“This is not your typical stroll. There are numerous river crossings, beautiful jungles, mountain ranges, and cliffs all around, and plenty of wildlife… including pervasive birds and monkeys “Limbert says “Many people regard the scenery as breathtaking as the cave itself.”
Hang Va and Nuoc Nut
On the first day, you’ll walk two kilometers to Nuoc Nut cave, which contains an incredible underwater river.
A 100-meter swim through the river passage leads to the entrance to Hang Va cave, where visitors can spend the night.
While the cave expedition is more accessible than Son Doong, it is still a journey with plenty of possibilities to hike through dense jungle foliage, climb over rocks, traverse subterranean rivers, and admire surreal stalagmite and rock formations.
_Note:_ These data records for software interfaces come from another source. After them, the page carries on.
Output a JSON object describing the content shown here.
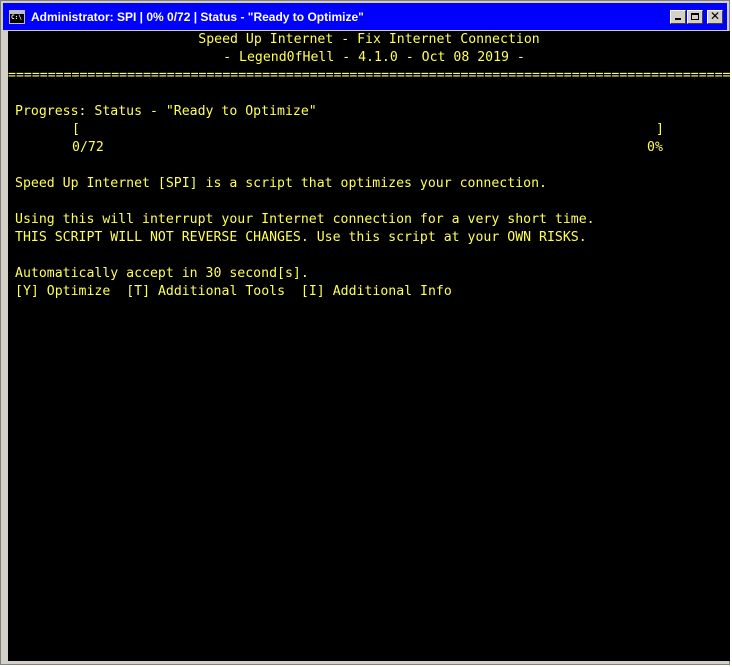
{
  "window": {
    "title": "Administrator:  SPI | 0% 0/72 | Status - \"Ready to Optimize\"",
    "icon": "cmd-icon",
    "title_bar_color": "#0000ff",
    "console_bg": "#000000",
    "text_color": "#ffff55"
  },
  "header": {
    "title": "Speed Up Internet - Fix Internet Connection",
    "subtitle": "- Legend0fHell - 4.1.0 - Oct 08 2019 -",
    "separator": "==============================================================================================="
  },
  "progress": {
    "status_line": "Progress: Status - \"Ready to Optimize\"",
    "bar_open": "[",
    "bar_close": "]",
    "count": "0/72",
    "percent": "0%",
    "fraction": 0
  },
  "body": {
    "description": "Speed Up Internet [SPI] is a script that optimizes your connection.",
    "warning_1": "Using this will interrupt your Internet connection for a very short time.",
    "warning_2": "THIS SCRIPT WILL NOT REVERSE CHANGES. Use this script at your OWN RISKS.",
    "auto_accept": "Automatically accept in 30 second[s].",
    "options": [
      {
        "key": "[Y]",
        "label": "Optimize"
      },
      {
        "key": "[T]",
        "label": "Additional Tools"
      },
      {
        "key": "[I]",
        "label": "Additional Info"
      }
    ]
  }
}
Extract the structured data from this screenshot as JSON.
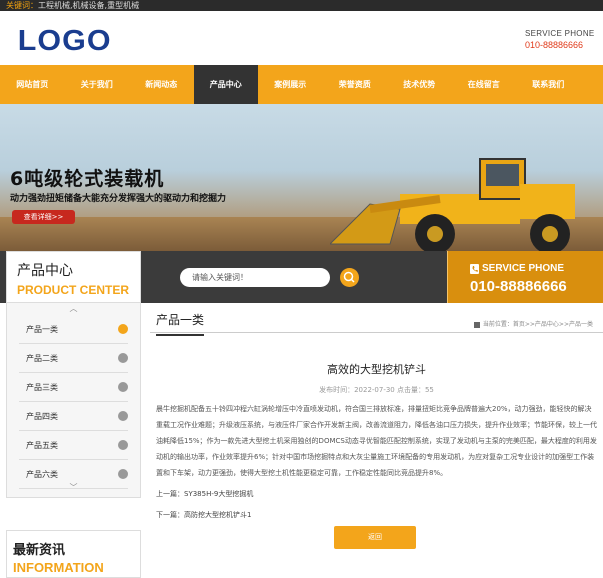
{
  "topbar": {
    "label": "关键词：",
    "keywords": "工程机械,机械设备,重型机械"
  },
  "header": {
    "logo": "LOGO",
    "service_label": "SERVICE PHONE",
    "service_number": "010-88886666"
  },
  "nav": {
    "items": [
      "网站首页",
      "关于我们",
      "新闻动态",
      "产品中心",
      "案例展示",
      "荣誉资质",
      "技术优势",
      "在线留言",
      "联系我们"
    ],
    "active_index": 3
  },
  "banner": {
    "title": "6吨级轮式装载机",
    "subtitle": "动力强劲扭矩储备大能充分发挥强大的驱动力和挖掘力",
    "button": "查看详细>>"
  },
  "search": {
    "placeholder": "请输入关键词！"
  },
  "service": {
    "label": "SERVICE PHONE",
    "number": "010-88886666"
  },
  "sidebar": {
    "title_cn": "产品中心",
    "title_en": "PRODUCT CENTER",
    "items": [
      "产品一类",
      "产品二类",
      "产品三类",
      "产品四类",
      "产品五类",
      "产品六类"
    ],
    "active_index": 0
  },
  "news": {
    "title_cn": "最新资讯",
    "title_en": "INFORMATION"
  },
  "main": {
    "section_title": "产品一类",
    "breadcrumb": "当前位置：首页>>产品中心>>产品一类",
    "article_title": "高效的大型挖机铲斗",
    "meta": "发布时间：2022-07-30    点击量：55",
    "body": "晨牛挖掘机配备五十铃四冲程六缸涡轮增压中冷直喷发动机，符合国三排放标准，排量扭矩比竞争品牌普遍大20%，动力强劲，能轻快的解决重载工况作业难题；升级液压系统，与液压件厂家合作开发新主阀，改善流道阻力，降低各油口压力损失，提升作业效率；节能环保，较上一代油耗降低15%；作为一款先进大型挖土机采用独创的DOMCS动态寻优智能匹配控制系统，实现了发动机与主泵的完美匹配，最大程度的利用发动机的输出功率，作业效率提升6%；针对中国市场挖掘特点和大灰尘量施工环境配备的专用发动机，为应对复杂工况专业设计的加强型工作装置和下车架，动力更强劲，使得大型挖土机性能更稳定可靠，工作稳定性能同比竞品提升8%。",
    "prev": "上一篇：SY385H-9大型挖掘机",
    "next": "下一篇：高防挖大型挖机铲斗1",
    "back_button": "返回"
  }
}
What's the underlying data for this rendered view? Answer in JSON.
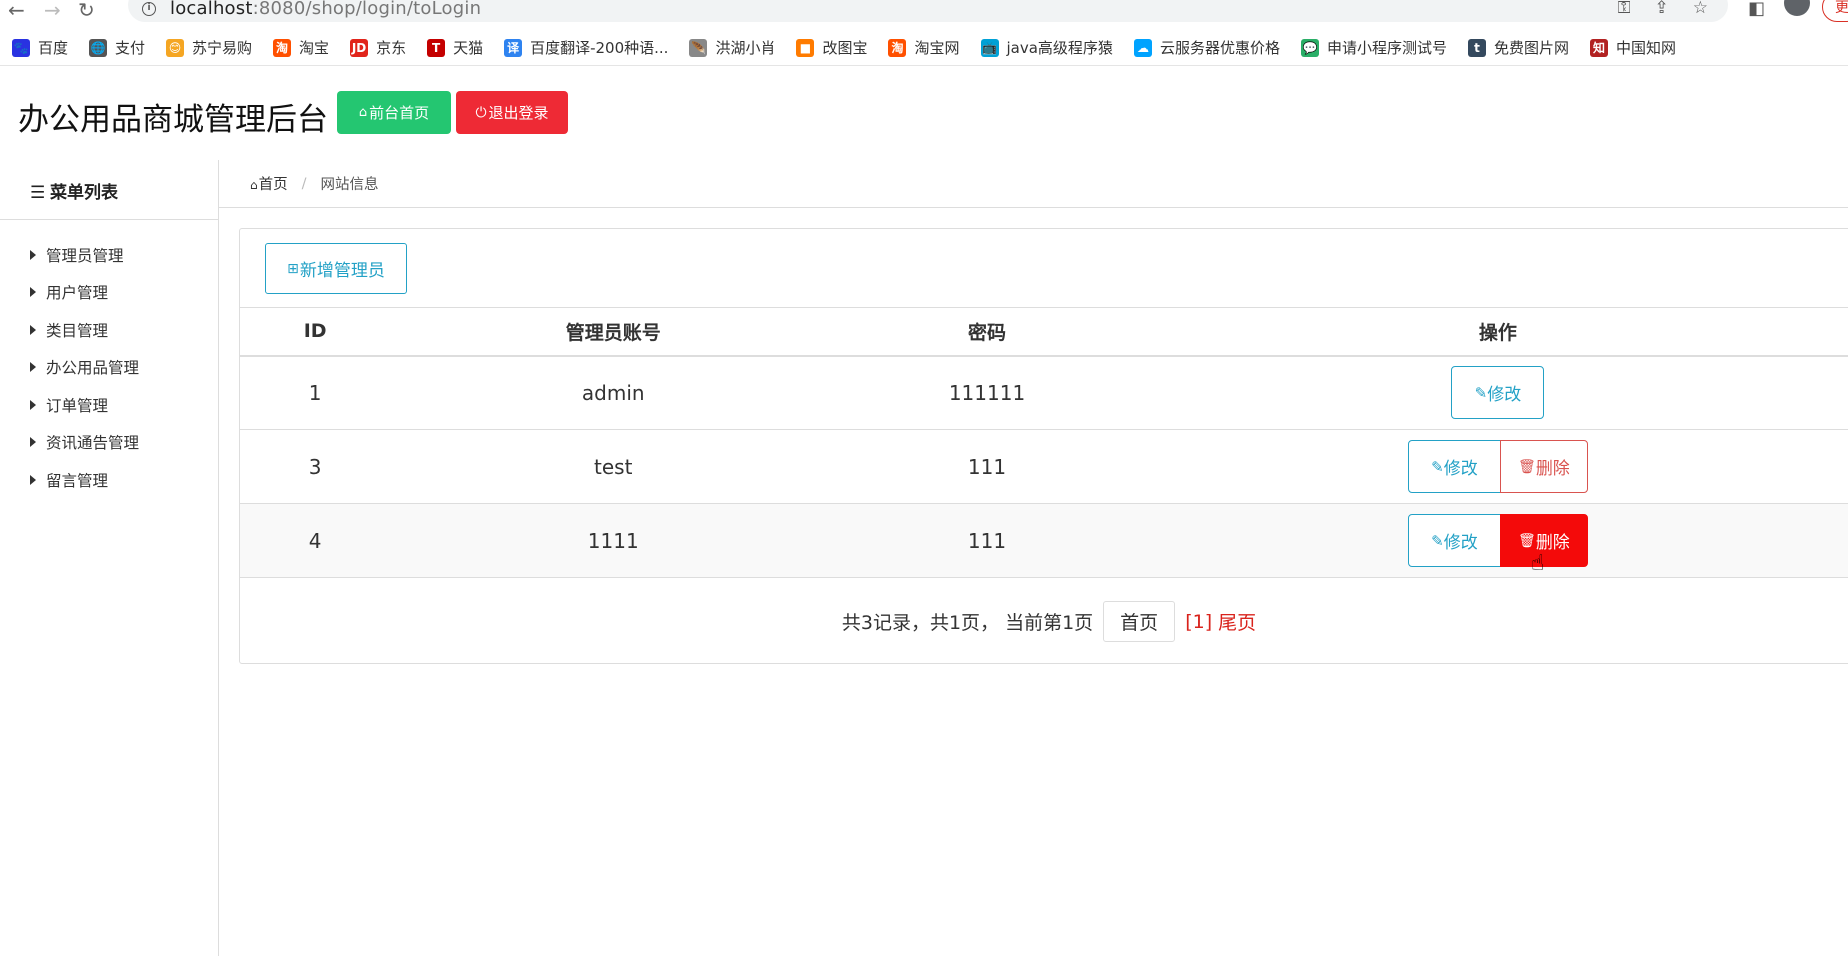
{
  "browser": {
    "url_host": "localhost",
    "url_path": ":8080/shop/login/toLogin",
    "update_label": "更"
  },
  "bookmarks": [
    {
      "label": "百度",
      "color": "#2932e1",
      "glyph": "🐾"
    },
    {
      "label": "支付",
      "color": "#555",
      "glyph": "🌐"
    },
    {
      "label": "苏宁易购",
      "color": "#f5a623",
      "glyph": "😊"
    },
    {
      "label": "淘宝",
      "color": "#ff5000",
      "glyph": "淘"
    },
    {
      "label": "京东",
      "color": "#e1251b",
      "glyph": "JD"
    },
    {
      "label": "天猫",
      "color": "#c40000",
      "glyph": "T"
    },
    {
      "label": "百度翻译-200种语...",
      "color": "#2e83f0",
      "glyph": "译"
    },
    {
      "label": "洪湖小肖",
      "color": "#888",
      "glyph": "🪶"
    },
    {
      "label": "改图宝",
      "color": "#ff7b00",
      "glyph": "■"
    },
    {
      "label": "淘宝网",
      "color": "#ff5000",
      "glyph": "淘"
    },
    {
      "label": "java高级程序猿",
      "color": "#00a1d6",
      "glyph": "📺"
    },
    {
      "label": "云服务器优惠价格",
      "color": "#00a3ff",
      "glyph": "☁"
    },
    {
      "label": "申请小程序测试号",
      "color": "#2aae67",
      "glyph": "💬"
    },
    {
      "label": "免费图片网",
      "color": "#34495e",
      "glyph": "t"
    },
    {
      "label": "中国知网",
      "color": "#b22222",
      "glyph": "知"
    }
  ],
  "header": {
    "title": "办公用品商城管理后台",
    "home_label": "前台首页",
    "logout_label": "退出登录"
  },
  "sidebar": {
    "title": "菜单列表",
    "items": [
      "管理员管理",
      "用户管理",
      "类目管理",
      "办公用品管理",
      "订单管理",
      "资讯通告管理",
      "留言管理"
    ]
  },
  "breadcrumb": {
    "home": "首页",
    "current": "网站信息"
  },
  "main": {
    "add_label": "新增管理员",
    "columns": [
      "ID",
      "管理员账号",
      "密码",
      "操作"
    ],
    "rows": [
      {
        "id": "1",
        "account": "admin",
        "password": "111111"
      },
      {
        "id": "3",
        "account": "test",
        "password": "111"
      },
      {
        "id": "4",
        "account": "1111",
        "password": "111"
      }
    ],
    "edit_label": "修改",
    "delete_label": "删除"
  },
  "pager": {
    "summary": "共3记录，共1页， 当前第1页",
    "first_label": "首页",
    "current_page": "[1]",
    "last_label": "尾页"
  },
  "colors": {
    "accent": "#23a1c6",
    "success": "#24c671",
    "danger": "#ee2a35",
    "danger_hover": "#f40a0a"
  }
}
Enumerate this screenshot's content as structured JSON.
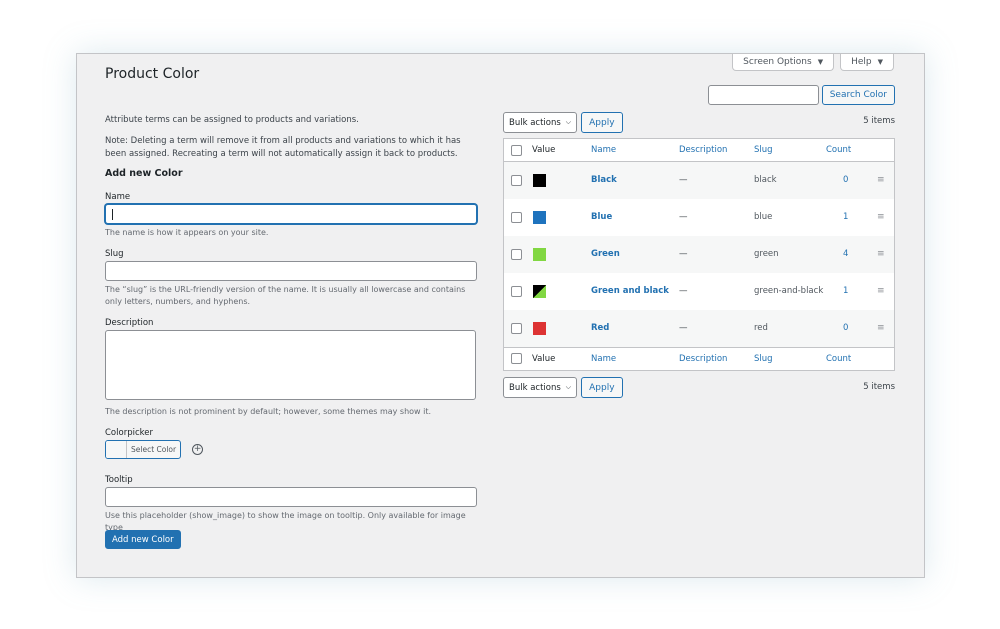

Hang Va, in particular, is famous for its incredible stalagmite field.
“It has over 100 rare calcite layers of rock known as tower cones,” Limbert says. “They’re largely submerged termite mounds — and they’re extremely rare!”
Tu Lan Cave System
“A lot of people who come for the movie, but they find the scenery to be even more beautiful than they imagined,” Limbert says.
“Because all of the campsites are near lakes or waterfalls, it’s ideal for swimming in the summer. On our Tu Lan tours, you enter one cave, exit into another part of the jungle, and then enter another cave.”
One of the most popular excursions within Tu Lan is a two-day tour through Hang Tien (or the Cave of Fairies), which is named after enchanting rock formations that resemble terraced rice paddies and magical swirling patterns that appear on the limestone walls.
The tour takes visitors on a jungle trek through two caves (Hang Tien 1 and Hang Tien 2) before entering the massive, dry caves, which are 5.5 kilometers long and 100 meters tall at their peak.
Paradise Cave is another highlight of Phong Nha Ke Bang National Park (also known as Thien Duong Cave).
In 2005, a local discovered the entrance, which was just a hole in a rock hidden behind dense foliage.
The British Cave Research Association soon after wanted to explore the cave’s living spaces and made a comment on its grandiosity and elegance, later opening it to visitors.
It has become one of Vietnam’s most popular tourist attractions, thanks to the otherworldly stalactites and sculptural columns that cascade from the cavern ceiling like waterfalls.
The size doesn’t hurt either: at more than 31 kilometers in length, the limestone cavern is large enough to house a jumbo jet.
There are two ways for visitors to experience it: a one-kilometer walk through a network of lighted wooden stairs or a nighttime expedition that contains a seven-kilometer hike.
“What I like about caves in Vietnam tourism is that each one has its own personality,” Nguyen says.
“The journey is an important aspect of the experience. It’s sometimes more about how you get to the caves that makes it truly unique — perhaps you walk, hike, swim, or boat there. It enhances the experience.”
This is especially true of Tam Coc, which means “three caves” in Trang An. This trio of caves – Hang Ca, Hang Hai, and Hang Ba – can all be reached by rowboat from Van Lam village.
Hang Ca Cave is the longest of the three caves, measuring more than 120 meters in length, while Hang Ba is the shortest, measuring only 45 meters.
“It’s very pleasant and easy to reach because you just take a boat through the caves,” Nguyen says.
“The best time to visit is from March to May, when the farmers are growing rice in the field — it’s a lovely sight, just a sea of brilliant green and yellow.”
Sung Sot, also known as Surprise Cave, is the most well-known. The cave was discovered by French explorers in 1901 on Bo Hon Island in Halong Bay.
The cave is 10,000 square meters in size and has an amazing variety of stalactites, many of which change the form of flora and fauna.
“Often these boat rides are including Sung Sot on the itinerary, halting by the entry and allowing you off for a couple of hours to start exploring.”